I'm Feeling Lucky
Commissioned by Alex Zafiris
Anyone who lives in a city is exposed to around three thousand advertising impacts a day, more than one million a year. This number is increasing significantly since we live another life online. In his 1963 book, “Confessions of an Advertising Mind,” David Ogilvy identified some of the top-selling words, such as “free,” “now,” and “last chance.” We are surrounded by them. Our landscapes are invaded by this aggressive jargon, telling us: “You’re are fat, you are old, you’re stupid, buy this, buy that, buy me.” There is no longer a distinction between what happens away from our keyboard, or on our screen. Frontiers are coming down in a way we never expected. We live in countries called Google, Facebook or YouTube. We live fascinated for this, and at the same time, feel dizzy anxiety: a constant impulse to check emails, social networks, smartphones, living and dodging offers that do not interest us and which sidetrack us from what really matters. We are a distracted generation that has lost the ability to concentrate.

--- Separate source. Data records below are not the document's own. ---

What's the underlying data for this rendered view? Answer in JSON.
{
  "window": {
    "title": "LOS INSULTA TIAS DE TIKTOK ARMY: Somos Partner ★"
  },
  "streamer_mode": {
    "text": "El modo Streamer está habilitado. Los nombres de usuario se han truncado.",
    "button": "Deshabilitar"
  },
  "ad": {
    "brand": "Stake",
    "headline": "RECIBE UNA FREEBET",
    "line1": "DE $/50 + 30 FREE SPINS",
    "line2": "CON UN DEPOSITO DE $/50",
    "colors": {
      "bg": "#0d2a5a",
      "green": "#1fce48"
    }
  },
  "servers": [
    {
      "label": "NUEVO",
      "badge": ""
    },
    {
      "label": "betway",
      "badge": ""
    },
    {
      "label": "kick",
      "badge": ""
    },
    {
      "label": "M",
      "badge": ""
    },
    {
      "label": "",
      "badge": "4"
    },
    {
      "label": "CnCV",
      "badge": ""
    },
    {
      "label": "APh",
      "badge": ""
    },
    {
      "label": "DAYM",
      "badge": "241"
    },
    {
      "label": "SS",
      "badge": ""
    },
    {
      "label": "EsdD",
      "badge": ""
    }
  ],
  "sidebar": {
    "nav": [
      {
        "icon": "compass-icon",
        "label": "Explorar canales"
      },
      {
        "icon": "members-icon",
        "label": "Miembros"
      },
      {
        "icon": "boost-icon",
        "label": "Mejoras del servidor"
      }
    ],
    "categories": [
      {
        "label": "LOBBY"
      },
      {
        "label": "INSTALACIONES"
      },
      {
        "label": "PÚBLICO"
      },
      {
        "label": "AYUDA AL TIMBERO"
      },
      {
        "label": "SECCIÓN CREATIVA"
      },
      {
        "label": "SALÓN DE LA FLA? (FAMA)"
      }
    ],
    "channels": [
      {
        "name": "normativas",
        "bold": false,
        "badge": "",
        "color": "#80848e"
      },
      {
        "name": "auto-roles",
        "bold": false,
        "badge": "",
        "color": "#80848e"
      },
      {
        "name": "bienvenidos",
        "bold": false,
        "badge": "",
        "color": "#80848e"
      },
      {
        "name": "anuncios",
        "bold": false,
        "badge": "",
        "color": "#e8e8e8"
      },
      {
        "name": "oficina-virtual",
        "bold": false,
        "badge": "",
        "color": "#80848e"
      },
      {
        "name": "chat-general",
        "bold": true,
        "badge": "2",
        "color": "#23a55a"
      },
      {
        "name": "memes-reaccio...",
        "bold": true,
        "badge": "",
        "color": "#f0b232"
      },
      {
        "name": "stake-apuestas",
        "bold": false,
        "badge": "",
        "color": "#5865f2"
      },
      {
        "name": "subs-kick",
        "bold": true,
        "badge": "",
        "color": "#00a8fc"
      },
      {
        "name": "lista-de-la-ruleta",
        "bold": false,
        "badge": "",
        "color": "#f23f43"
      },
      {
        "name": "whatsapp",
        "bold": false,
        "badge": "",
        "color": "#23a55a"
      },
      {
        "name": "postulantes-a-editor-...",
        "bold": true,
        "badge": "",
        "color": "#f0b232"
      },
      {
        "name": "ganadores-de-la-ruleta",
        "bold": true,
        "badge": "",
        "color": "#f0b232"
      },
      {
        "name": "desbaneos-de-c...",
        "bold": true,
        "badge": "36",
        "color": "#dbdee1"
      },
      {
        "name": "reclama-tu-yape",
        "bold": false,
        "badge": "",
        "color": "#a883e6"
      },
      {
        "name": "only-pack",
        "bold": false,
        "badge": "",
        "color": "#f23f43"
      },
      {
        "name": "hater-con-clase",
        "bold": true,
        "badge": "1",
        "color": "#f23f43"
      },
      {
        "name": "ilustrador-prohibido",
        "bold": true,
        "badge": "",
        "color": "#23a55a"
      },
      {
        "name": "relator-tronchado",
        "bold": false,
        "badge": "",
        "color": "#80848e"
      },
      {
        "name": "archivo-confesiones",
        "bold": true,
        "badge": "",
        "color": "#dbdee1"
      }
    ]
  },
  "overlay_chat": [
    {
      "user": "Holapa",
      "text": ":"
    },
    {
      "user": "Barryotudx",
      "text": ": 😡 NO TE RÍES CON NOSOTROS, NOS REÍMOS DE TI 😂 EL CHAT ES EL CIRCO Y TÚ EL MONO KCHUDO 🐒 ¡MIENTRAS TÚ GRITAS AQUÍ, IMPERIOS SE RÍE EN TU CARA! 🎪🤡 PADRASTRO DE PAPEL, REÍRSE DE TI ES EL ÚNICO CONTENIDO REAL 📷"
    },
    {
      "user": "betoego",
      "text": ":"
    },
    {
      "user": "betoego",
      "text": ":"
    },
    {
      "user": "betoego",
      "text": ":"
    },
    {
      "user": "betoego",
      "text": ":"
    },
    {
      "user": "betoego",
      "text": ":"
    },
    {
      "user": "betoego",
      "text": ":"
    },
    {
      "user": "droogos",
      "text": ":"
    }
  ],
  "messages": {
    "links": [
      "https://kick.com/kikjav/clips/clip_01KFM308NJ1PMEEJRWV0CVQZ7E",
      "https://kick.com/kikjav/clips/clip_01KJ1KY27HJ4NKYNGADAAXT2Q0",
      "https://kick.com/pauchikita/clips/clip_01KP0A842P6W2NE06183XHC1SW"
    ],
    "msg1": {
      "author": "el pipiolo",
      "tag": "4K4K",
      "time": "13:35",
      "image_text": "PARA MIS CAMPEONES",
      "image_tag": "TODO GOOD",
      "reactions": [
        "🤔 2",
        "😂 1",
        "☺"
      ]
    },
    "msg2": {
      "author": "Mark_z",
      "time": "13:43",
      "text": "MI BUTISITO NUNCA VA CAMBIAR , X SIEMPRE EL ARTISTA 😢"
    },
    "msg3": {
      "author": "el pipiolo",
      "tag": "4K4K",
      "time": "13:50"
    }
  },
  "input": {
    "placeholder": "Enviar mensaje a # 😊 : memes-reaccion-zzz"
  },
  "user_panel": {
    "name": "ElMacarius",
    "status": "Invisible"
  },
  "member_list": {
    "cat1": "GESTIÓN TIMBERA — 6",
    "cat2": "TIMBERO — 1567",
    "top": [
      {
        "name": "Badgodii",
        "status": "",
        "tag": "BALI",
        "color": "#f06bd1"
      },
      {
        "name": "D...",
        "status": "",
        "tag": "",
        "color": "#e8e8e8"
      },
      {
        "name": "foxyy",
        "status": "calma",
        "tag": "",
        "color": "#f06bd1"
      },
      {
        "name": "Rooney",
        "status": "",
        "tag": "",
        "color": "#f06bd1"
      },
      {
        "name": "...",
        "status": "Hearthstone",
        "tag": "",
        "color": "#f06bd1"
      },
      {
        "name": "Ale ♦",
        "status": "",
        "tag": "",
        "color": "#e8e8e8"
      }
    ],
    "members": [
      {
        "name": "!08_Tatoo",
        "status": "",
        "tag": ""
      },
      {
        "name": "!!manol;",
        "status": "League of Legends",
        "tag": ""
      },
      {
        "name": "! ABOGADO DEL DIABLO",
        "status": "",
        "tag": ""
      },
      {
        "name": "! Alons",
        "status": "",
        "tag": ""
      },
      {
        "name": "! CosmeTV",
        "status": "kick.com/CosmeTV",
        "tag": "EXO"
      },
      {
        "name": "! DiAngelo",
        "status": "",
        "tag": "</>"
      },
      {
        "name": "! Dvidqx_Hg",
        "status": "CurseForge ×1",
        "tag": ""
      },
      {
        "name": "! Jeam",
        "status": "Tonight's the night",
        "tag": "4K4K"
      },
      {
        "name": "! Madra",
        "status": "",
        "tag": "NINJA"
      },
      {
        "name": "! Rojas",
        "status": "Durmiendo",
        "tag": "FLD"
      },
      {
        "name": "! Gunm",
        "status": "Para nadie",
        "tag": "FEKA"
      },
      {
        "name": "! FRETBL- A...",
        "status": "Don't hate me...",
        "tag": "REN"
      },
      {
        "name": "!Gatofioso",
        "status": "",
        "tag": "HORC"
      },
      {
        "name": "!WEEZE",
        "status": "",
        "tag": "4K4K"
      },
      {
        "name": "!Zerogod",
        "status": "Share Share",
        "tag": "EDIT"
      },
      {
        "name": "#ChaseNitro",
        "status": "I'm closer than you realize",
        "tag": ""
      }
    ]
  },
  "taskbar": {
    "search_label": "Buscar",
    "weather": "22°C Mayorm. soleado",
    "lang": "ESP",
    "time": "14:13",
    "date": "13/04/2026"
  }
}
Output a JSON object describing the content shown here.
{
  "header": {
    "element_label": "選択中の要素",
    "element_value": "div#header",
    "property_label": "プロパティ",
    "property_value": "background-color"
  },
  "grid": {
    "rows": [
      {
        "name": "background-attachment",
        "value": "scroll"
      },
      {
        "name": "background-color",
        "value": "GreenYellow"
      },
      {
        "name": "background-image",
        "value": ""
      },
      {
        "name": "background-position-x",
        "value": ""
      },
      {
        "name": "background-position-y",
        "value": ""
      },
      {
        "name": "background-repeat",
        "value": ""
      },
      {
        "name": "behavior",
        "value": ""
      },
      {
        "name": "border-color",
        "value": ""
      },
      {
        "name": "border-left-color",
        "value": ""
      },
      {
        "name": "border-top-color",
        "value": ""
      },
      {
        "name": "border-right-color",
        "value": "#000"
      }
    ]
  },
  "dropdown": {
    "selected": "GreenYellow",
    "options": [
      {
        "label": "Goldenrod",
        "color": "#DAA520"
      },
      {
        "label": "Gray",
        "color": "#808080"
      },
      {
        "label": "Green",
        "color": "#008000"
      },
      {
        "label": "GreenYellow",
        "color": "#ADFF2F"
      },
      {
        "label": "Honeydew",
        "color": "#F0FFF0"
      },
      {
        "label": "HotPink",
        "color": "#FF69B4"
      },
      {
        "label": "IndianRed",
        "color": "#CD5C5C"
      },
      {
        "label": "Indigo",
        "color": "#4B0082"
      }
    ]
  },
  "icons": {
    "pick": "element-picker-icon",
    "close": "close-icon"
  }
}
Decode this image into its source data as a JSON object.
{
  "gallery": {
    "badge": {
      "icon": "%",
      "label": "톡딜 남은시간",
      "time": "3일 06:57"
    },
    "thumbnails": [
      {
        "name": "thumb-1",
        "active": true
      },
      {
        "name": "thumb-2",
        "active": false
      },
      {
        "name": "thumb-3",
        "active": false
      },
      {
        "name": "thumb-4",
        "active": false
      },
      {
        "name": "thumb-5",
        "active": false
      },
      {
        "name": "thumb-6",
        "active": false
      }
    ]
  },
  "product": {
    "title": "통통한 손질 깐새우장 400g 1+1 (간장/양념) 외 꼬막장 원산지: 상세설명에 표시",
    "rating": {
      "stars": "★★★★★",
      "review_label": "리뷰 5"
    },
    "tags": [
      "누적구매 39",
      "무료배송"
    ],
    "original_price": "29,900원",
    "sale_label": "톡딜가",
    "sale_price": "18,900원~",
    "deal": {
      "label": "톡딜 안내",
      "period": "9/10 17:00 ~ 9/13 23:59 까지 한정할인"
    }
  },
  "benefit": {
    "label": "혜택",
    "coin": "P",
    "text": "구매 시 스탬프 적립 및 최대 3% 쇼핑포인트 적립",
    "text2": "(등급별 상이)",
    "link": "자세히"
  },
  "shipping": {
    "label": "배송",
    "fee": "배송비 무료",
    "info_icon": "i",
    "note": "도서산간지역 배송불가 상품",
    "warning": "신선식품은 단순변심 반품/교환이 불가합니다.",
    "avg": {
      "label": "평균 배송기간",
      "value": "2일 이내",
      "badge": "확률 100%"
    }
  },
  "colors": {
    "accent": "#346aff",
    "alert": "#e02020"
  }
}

Most people hate this online life, but we are all there, checking, surfing, buying, clicking, playing, refreshing, retweeting, searching, sharing, commenting, following, hating, liking, loving it.